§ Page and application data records
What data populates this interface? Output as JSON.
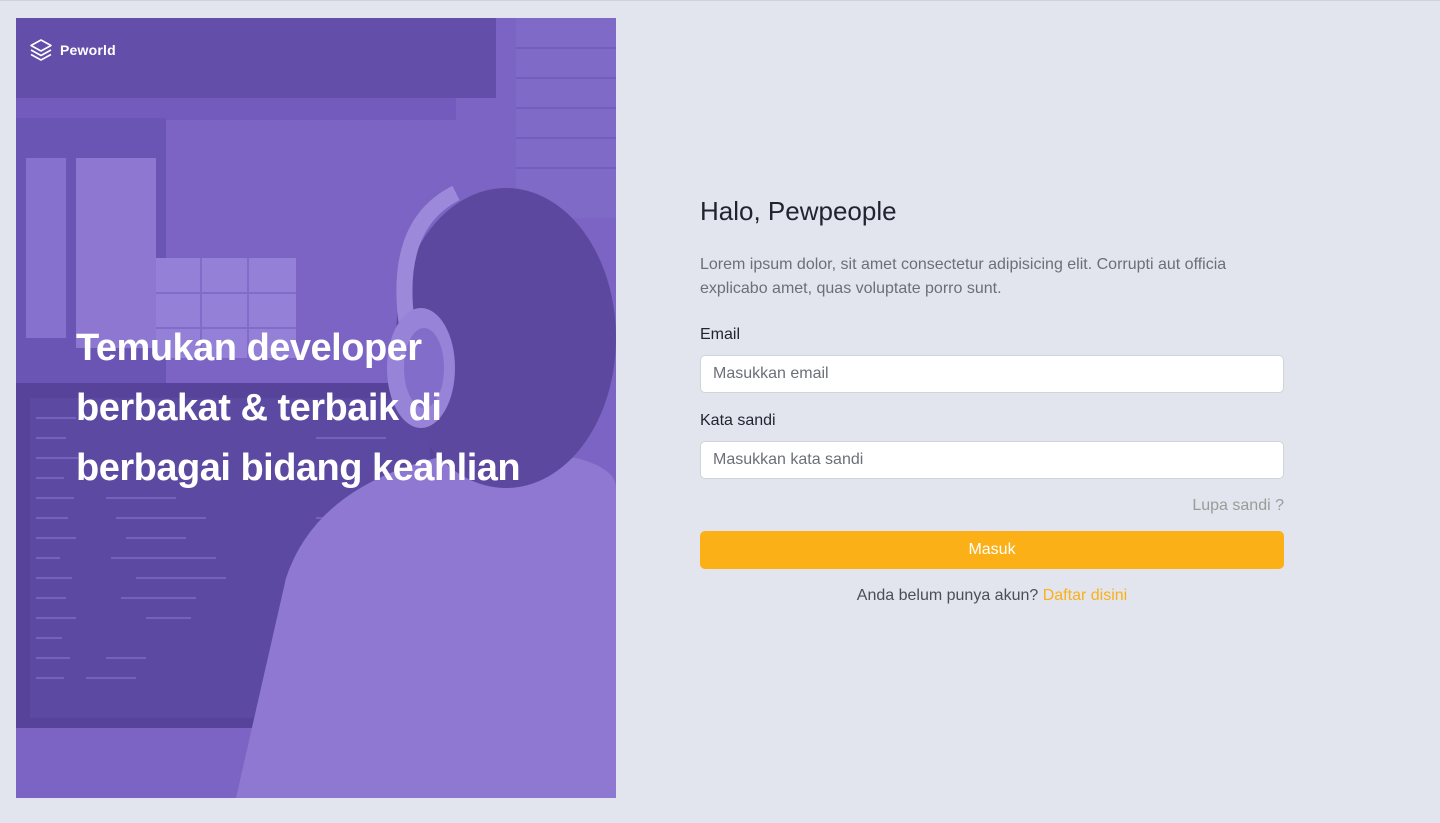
{
  "brand": {
    "name": "Peworld",
    "logo_icon": "layers-icon"
  },
  "hero": {
    "heading_lines": [
      "Temukan developer",
      "berbakat & terbaik di",
      "berbagai bidang keahlian"
    ],
    "overlay_color": "#785FC8"
  },
  "form": {
    "title": "Halo, Pewpeople",
    "description": "Lorem ipsum dolor, sit amet consectetur adipisicing elit. Corrupti aut officia explicabo amet, quas voluptate porro sunt.",
    "email_label": "Email",
    "email_placeholder": "Masukkan email",
    "password_label": "Kata sandi",
    "password_placeholder": "Masukkan kata sandi",
    "forgot_label": "Lupa sandi ?",
    "submit_label": "Masuk",
    "register_prompt": "Anda belum punya akun?",
    "register_link": "Daftar disini"
  },
  "colors": {
    "accent": "#FBB017",
    "background": "#E2E5ED",
    "hero_purple": "#5E4BA3"
  }
}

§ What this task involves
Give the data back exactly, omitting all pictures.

§ Task output
What data populates this interface? Output as JSON.
{
  "brand": {
    "name": "Peworld",
    "logo_icon": "layers-icon"
  },
  "hero": {
    "heading_lines": [
      "Temukan developer",
      "berbakat & terbaik di",
      "berbagai bidang keahlian"
    ],
    "overlay_color": "#785FC8"
  },
  "form": {
    "title": "Halo, Pewpeople",
    "description": "Lorem ipsum dolor, sit amet consectetur adipisicing elit. Corrupti aut officia explicabo amet, quas voluptate porro sunt.",
    "email_label": "Email",
    "email_placeholder": "Masukkan email",
    "password_label": "Kata sandi",
    "password_placeholder": "Masukkan kata sandi",
    "forgot_label": "Lupa sandi ?",
    "submit_label": "Masuk",
    "register_prompt": "Anda belum punya akun?",
    "register_link": "Daftar disini"
  },
  "colors": {
    "accent": "#FBB017",
    "background": "#E2E5ED",
    "hero_purple": "#5E4BA3"
  }
}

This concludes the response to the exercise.